Schneiderman said today at the Bloomberg Markets 50 Summit in New York that his office is looking into combating the advantages won by securing early access to market-moving data. Calling the issue “Insider Trading 2.0,” Schneiderman said the combination of high-speed trading and early data access unfairly sets up a small group of investors to reap enormous profits.
“A new generation of market manipulators has emerged,” Schneiderman said. Average investors aren’t “going to invest if they think the markets are rigged,” he said.
Faster technology and regulatory changes aimed at spurring competition among exchanges have allowed for rapid increases in the speeds at which stocks change hands. Trades now can occur within a fraction of a second of when market-moving information is available.
Securities and Exchange Commission Chairman Mary Jo White said the “jury is still out” on whether high-frequency trading, which now accounts for more than half of U.S. volume, is helpful or harmful to the market.
Schneiderman said targeting the combination of high-speed trading and early data access is necessary to restore public confidence in the markets.
“When blinding speed is coupled with early access to data, it gives people the power to suck value out of the markets before it even hits the street,” he said today.
Earlier this year, financial information provider Thomson Reuters Corp. reached a deal with Schneiderman’s office in which it agreed to stop providing consumer survey data from the University of Michigan to certain high-frequency traders two seconds before other investors. Thomson Reuters competes with Bloomberg LP, the parent of Bloomberg News.
David Girardin, a spokesman for Thomson Reuters, declined to comment on the attorney general’s statements.
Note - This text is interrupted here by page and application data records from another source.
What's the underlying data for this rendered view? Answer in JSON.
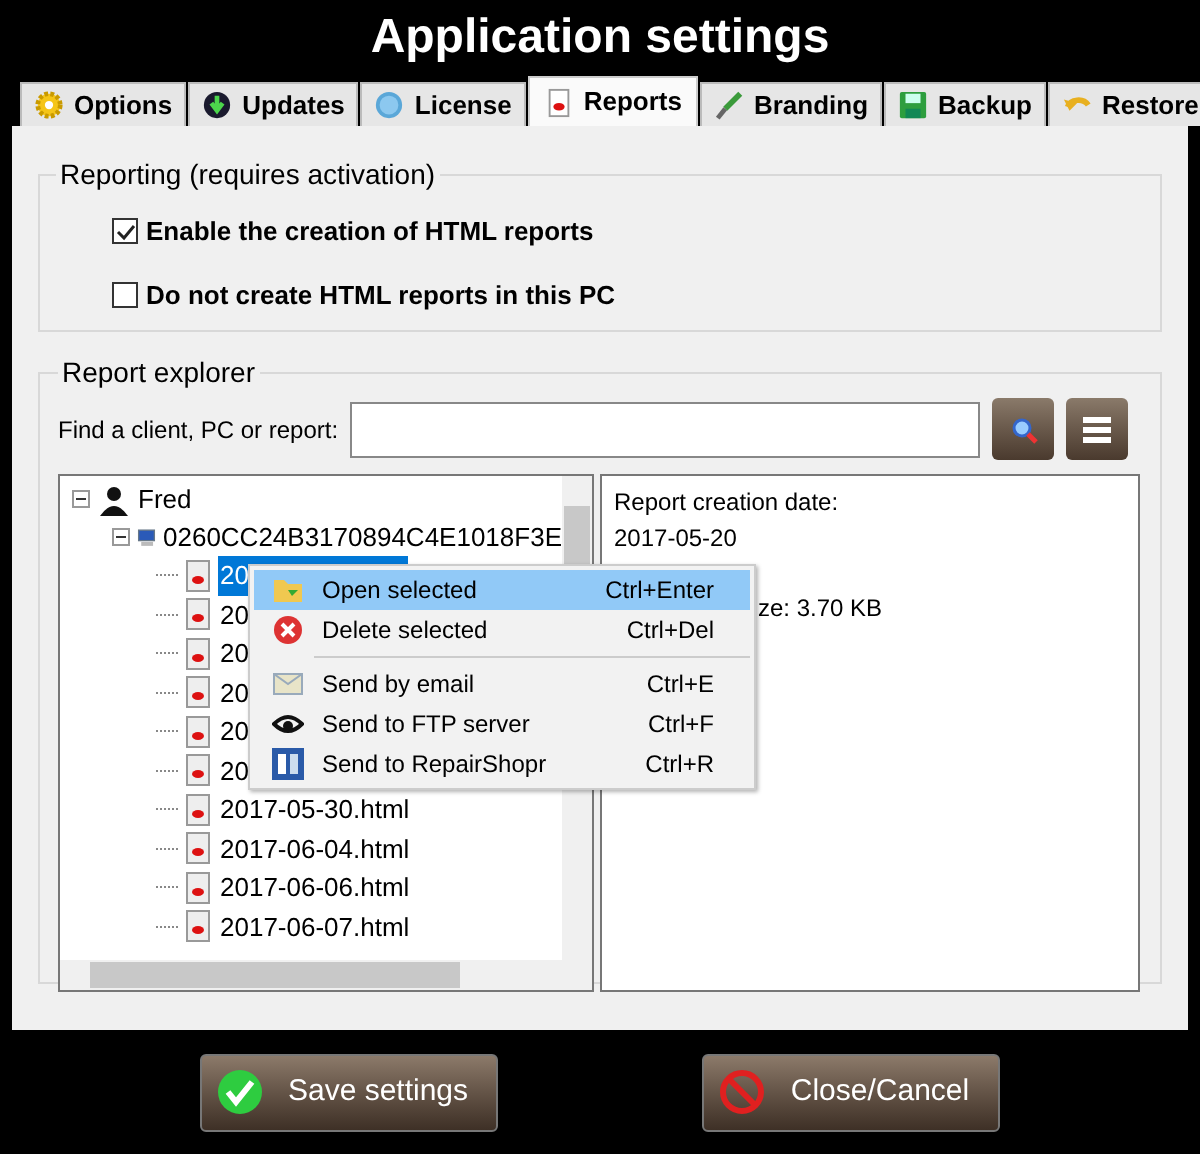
{
  "title": "Application settings",
  "tabs": [
    {
      "label": "Options",
      "selected": false
    },
    {
      "label": "Updates",
      "selected": false
    },
    {
      "label": "License",
      "selected": false
    },
    {
      "label": "Reports",
      "selected": true
    },
    {
      "label": "Branding",
      "selected": false
    },
    {
      "label": "Backup",
      "selected": false
    },
    {
      "label": "Restore",
      "selected": false
    }
  ],
  "reporting": {
    "title": "Reporting (requires activation)",
    "options": [
      {
        "label": "Enable the creation of HTML reports",
        "checked": true
      },
      {
        "label": "Do not create HTML reports in this PC",
        "checked": false
      }
    ]
  },
  "explorer": {
    "title": "Report explorer",
    "search": {
      "label": "Find a client, PC or report:"
    },
    "tree": [
      {
        "label": "Fred",
        "kind": "client",
        "expanded": true,
        "children": [
          {
            "label": "0260CC24B3170894C4E1018F3E",
            "kind": "pc",
            "expanded": true,
            "children": [
              {
                "label": "20",
                "kind": "report",
                "selected": true
              },
              {
                "label": "20",
                "kind": "report",
                "selected": false
              },
              {
                "label": "20",
                "kind": "report",
                "selected": false
              },
              {
                "label": "20",
                "kind": "report",
                "selected": false
              },
              {
                "label": "20",
                "kind": "report",
                "selected": false
              },
              {
                "label": "20",
                "kind": "report",
                "selected": false
              },
              {
                "label": "2017-05-30.html",
                "kind": "report",
                "selected": false
              },
              {
                "label": "2017-06-04.html",
                "kind": "report",
                "selected": false
              },
              {
                "label": "2017-06-06.html",
                "kind": "report",
                "selected": false
              },
              {
                "label": "2017-06-07.html",
                "kind": "report",
                "selected": false
              }
            ]
          }
        ]
      }
    ],
    "details": [
      "Report creation date:",
      "2017-05-20",
      "ze: 3.70 KB"
    ],
    "context_menu": [
      {
        "kind": "item",
        "label": "Open selected",
        "shortcut": "Ctrl+Enter",
        "selected": true
      },
      {
        "kind": "item",
        "label": "Delete selected",
        "shortcut": "Ctrl+Del",
        "selected": false
      },
      {
        "kind": "separator"
      },
      {
        "kind": "item",
        "label": "Send by email",
        "shortcut": "Ctrl+E",
        "selected": false
      },
      {
        "kind": "item",
        "label": "Send to FTP server",
        "shortcut": "Ctrl+F",
        "selected": false
      },
      {
        "kind": "item",
        "label": "Send to RepairShopr",
        "shortcut": "Ctrl+R",
        "selected": false
      }
    ]
  },
  "buttons": [
    {
      "label": "Save settings",
      "kind": "save"
    },
    {
      "label": "Close/Cancel",
      "kind": "cancel"
    }
  ]
}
Schneiderman said his office is turning to the state’s Martin Act, a nine-decade-old law used to probe investment fraud and white-collar crime, to go after improper distribution of data. The office set up a hotline, 800-771-7755, for confidential reporting of potentially illegal trading activity.
Apart from the continuing Reuters probe, Schneiderman’s office is looking into the early release of analyst reports as another possible target under the new initiative, the attorney general said today.
“Obviously our concern does not end with that firm,” he said of Reuters. “We’re aware that others might be engaged in similar practices.”
To contact the reporter on this story: Christie Smythe in New York at email@example.com
To contact the editor responsible for this story: Michael Hytha at firstname.lastname@example.org